Begun in 1956, but never completed, the manuscript effectively tells of all that preceded what appears in this publication. As a word of general background, let us add a few salient points: Although events recounted here mark the commencement of Ron’s philosophic search, he had previously spent several years, as he elsewhere put it, “poking an inquisitive mind” into related fields. Of special note, were his early psychoanalytic studies with United States Naval Commander Joseph Cheeseman Thompson, who, incidentally, had been the first United States military officer to study under Freud in Vienna, and among the first to enter Freudian theory into the field of ethnology. Also bearing mention was Ron’s very early friendship with the deeply spiritual Blackfeet tribesmen in and around his home in Montana, and what amounted to folkloric studies with a locally famous medicine man. The point, in both cases: well before his arrival at George Washington University, Ron had pondered much. Finally, and as referenced here, Ron had also spent nearly two years in a prerevolutionary China and, in fact, had been among the first Westerners after Marco Polo to gain entrance into forbidden Tibetan lamaseries scattered through the southern hills of Manchuria.

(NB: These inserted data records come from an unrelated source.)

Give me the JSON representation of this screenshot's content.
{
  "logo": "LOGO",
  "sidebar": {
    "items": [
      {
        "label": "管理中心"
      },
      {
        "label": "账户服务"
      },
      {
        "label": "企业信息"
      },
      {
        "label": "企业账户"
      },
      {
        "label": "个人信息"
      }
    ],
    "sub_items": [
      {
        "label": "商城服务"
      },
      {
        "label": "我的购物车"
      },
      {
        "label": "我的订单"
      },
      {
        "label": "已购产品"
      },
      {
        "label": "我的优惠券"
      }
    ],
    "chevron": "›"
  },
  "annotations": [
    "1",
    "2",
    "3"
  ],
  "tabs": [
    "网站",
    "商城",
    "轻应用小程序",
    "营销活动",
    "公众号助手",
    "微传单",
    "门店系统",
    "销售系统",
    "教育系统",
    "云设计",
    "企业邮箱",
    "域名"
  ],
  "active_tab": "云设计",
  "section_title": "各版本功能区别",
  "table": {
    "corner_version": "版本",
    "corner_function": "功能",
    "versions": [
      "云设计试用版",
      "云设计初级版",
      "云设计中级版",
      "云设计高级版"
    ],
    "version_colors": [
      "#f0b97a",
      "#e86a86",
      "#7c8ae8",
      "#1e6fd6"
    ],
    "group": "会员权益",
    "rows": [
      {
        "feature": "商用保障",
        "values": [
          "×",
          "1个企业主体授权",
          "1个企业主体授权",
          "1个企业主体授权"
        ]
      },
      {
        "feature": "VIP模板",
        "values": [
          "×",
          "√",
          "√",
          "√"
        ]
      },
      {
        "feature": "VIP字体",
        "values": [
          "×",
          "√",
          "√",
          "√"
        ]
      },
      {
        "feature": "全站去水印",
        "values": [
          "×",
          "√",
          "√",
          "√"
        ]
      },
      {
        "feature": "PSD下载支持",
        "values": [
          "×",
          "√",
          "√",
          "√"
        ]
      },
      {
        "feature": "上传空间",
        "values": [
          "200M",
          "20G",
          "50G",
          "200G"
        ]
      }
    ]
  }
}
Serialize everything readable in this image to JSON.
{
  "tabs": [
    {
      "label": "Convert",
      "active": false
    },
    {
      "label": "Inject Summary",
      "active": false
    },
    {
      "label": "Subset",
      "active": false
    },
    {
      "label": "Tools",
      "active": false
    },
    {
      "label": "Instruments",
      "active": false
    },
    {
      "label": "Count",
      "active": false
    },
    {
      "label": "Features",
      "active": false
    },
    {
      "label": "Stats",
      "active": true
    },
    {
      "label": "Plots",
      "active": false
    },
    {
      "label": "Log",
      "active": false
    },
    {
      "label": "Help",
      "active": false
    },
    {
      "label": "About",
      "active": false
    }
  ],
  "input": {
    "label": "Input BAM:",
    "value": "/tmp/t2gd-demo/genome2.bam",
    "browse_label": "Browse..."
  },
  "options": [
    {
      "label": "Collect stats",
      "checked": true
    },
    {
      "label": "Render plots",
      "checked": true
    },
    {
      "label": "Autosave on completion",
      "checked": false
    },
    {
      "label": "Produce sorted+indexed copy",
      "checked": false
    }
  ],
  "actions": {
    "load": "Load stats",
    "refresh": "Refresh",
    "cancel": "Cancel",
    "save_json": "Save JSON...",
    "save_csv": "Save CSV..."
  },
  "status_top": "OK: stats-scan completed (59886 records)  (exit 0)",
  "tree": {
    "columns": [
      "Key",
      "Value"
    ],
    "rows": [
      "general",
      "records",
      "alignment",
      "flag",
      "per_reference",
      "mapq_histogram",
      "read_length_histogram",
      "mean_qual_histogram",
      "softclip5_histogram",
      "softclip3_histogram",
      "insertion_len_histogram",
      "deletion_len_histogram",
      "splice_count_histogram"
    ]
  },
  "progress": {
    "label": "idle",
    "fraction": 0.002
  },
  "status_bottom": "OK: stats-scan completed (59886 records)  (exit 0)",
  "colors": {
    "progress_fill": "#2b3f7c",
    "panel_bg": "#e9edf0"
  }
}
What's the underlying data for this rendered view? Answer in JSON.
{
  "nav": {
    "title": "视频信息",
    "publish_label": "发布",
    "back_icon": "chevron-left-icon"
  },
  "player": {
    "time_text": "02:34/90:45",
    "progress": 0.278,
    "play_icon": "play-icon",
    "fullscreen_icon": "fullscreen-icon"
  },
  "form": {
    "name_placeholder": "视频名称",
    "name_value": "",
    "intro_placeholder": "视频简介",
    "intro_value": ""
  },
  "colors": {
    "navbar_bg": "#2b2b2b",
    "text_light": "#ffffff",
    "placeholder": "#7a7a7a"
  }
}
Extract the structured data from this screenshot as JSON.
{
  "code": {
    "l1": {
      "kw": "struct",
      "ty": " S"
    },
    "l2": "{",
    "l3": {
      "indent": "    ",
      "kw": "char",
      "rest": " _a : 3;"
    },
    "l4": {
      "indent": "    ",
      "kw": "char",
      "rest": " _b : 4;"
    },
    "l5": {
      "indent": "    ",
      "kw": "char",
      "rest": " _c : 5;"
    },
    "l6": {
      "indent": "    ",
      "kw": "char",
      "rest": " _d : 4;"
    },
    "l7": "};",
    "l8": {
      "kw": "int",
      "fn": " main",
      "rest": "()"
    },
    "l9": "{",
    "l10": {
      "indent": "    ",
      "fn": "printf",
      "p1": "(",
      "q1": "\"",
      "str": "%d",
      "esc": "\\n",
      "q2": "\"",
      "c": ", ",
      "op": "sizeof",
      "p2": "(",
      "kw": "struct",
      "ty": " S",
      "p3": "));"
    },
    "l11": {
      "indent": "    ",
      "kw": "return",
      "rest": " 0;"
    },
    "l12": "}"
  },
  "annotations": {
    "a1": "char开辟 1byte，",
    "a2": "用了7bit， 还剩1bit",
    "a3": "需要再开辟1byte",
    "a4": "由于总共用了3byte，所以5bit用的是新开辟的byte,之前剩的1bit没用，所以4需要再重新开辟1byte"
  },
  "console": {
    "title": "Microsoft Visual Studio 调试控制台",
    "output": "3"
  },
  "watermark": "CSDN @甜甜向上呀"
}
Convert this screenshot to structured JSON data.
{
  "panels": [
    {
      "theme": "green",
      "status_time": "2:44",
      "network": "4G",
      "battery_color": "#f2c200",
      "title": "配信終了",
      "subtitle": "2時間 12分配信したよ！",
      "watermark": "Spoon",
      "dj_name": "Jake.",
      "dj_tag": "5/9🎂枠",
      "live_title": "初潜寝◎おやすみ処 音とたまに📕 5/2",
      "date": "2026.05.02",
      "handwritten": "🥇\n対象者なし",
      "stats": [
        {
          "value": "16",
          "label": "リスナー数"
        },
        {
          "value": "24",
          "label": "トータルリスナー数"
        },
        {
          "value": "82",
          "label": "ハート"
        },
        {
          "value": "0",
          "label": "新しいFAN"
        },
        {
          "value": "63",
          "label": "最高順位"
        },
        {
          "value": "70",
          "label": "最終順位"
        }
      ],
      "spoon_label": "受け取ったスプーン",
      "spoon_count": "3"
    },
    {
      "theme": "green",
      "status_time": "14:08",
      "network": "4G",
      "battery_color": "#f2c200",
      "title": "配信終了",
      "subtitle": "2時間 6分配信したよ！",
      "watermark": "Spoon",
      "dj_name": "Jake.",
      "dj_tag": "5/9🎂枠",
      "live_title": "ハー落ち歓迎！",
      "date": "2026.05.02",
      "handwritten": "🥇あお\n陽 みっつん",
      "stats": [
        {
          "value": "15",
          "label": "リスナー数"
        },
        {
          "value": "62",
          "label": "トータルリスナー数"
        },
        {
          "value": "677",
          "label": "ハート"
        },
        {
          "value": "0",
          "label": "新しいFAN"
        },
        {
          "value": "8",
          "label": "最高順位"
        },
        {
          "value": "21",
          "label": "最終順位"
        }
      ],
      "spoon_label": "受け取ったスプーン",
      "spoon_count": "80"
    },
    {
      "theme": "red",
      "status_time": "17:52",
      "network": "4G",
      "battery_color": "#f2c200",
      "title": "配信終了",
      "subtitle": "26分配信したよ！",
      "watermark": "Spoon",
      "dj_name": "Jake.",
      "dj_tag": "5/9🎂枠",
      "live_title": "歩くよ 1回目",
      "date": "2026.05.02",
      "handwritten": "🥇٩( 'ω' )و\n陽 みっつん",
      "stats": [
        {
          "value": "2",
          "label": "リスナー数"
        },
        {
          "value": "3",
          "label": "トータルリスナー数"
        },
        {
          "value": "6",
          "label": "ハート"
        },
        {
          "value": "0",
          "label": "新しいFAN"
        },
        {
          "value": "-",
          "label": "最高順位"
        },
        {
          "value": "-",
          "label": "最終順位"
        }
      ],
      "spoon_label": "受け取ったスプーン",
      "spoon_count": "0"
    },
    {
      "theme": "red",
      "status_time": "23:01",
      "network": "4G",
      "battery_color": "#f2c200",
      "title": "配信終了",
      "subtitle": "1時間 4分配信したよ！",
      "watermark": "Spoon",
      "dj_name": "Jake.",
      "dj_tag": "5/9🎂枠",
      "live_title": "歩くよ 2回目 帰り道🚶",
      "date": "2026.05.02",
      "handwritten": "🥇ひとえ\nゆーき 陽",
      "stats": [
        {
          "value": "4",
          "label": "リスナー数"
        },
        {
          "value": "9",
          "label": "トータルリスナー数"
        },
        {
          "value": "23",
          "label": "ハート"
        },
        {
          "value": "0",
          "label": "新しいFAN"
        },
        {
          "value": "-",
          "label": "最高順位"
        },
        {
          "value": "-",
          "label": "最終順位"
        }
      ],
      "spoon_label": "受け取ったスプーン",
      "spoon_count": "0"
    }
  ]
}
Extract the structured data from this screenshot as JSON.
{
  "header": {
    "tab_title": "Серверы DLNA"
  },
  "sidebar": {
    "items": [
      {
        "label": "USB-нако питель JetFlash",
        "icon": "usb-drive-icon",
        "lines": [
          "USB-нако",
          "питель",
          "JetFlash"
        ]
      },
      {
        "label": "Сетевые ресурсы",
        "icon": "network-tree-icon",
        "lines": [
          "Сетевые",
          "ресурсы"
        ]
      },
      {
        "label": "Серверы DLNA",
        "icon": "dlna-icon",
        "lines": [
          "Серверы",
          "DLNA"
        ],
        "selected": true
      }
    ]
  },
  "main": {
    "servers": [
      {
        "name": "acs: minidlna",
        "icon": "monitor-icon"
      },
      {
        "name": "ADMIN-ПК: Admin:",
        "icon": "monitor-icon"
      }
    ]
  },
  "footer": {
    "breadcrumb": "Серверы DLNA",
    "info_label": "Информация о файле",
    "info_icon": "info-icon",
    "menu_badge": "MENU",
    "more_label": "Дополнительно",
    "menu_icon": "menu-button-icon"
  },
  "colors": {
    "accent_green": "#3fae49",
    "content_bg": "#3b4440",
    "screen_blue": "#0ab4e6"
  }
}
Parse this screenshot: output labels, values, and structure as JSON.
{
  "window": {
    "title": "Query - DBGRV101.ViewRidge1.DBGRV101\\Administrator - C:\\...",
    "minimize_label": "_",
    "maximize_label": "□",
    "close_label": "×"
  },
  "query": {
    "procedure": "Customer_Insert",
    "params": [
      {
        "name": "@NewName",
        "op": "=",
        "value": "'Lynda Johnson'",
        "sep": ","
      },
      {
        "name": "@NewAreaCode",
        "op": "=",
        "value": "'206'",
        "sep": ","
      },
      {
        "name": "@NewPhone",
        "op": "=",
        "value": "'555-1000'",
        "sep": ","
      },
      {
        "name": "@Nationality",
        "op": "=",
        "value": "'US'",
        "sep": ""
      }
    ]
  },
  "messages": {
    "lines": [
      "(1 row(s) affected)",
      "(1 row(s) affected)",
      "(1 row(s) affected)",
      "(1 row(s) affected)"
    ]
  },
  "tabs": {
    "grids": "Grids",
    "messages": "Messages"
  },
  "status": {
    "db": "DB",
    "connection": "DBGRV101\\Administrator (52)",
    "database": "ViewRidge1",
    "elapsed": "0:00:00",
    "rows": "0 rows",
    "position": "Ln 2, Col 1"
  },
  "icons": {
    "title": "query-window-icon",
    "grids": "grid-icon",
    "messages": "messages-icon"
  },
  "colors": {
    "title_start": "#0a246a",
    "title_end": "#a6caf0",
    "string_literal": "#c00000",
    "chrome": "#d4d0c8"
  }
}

Regarding “The Rediscovery of the Human Soul,” let us add that in referencing the “formidable and slightly mad” chief of George Washington University’s Psychology Department, he is actually speaking of Dr. Fred August Moss, infamous among students for trick questions and the running of rats through gruesome electrical mazes. Meanwhile the “very famous psychiatrist” who reviews Ron’s calculations on human memory capacity was none other than William Alanson White, then superintendent of Washington, DC’s St. Elizabeth’s Hospital and still celebrated for his outspoken opposition to psychosurgery. Most importantly, however, let us simply understand this: In recalling his work through these years, and particularly his efforts to isolate the repository of human memory, he was factually raising a crucial philosophic question. That is, when we attempt to explain all human memory in terms of purely physical phenomena, we will ultimately find ourselves staring at the singular flaw in the whole of the Western scientific creed. Namely, no diagram of the human brain can account for all we are capable of remembering (much less imagining). It was not for nothing, then, that William Alanson White remarked, in response to Ron’s memory calculations, “You have just laid to waste the entire foundation of psychiatric and neurological theory.”
Today, of course, psychologists, psychiatrists, neurologists et al., continue to turn themselves inside out in an effort to propose theories broad enough to explain human memory in purely physical terms. (One of the latest involves a model of nonlocalized, or scattered memory traces along synaptic contacts so that memories are superimposed upon one another, while another holds that memory is recreated through dynamic neural interplay.) But in either case, questions Ron posed in 1932 are still not answerable within a wholly material context. Hence the increasingly frequent admissions from the scientific community that perhaps, after all, as Ron puts it, “man, as a learned whole, knew damned little about the subject.”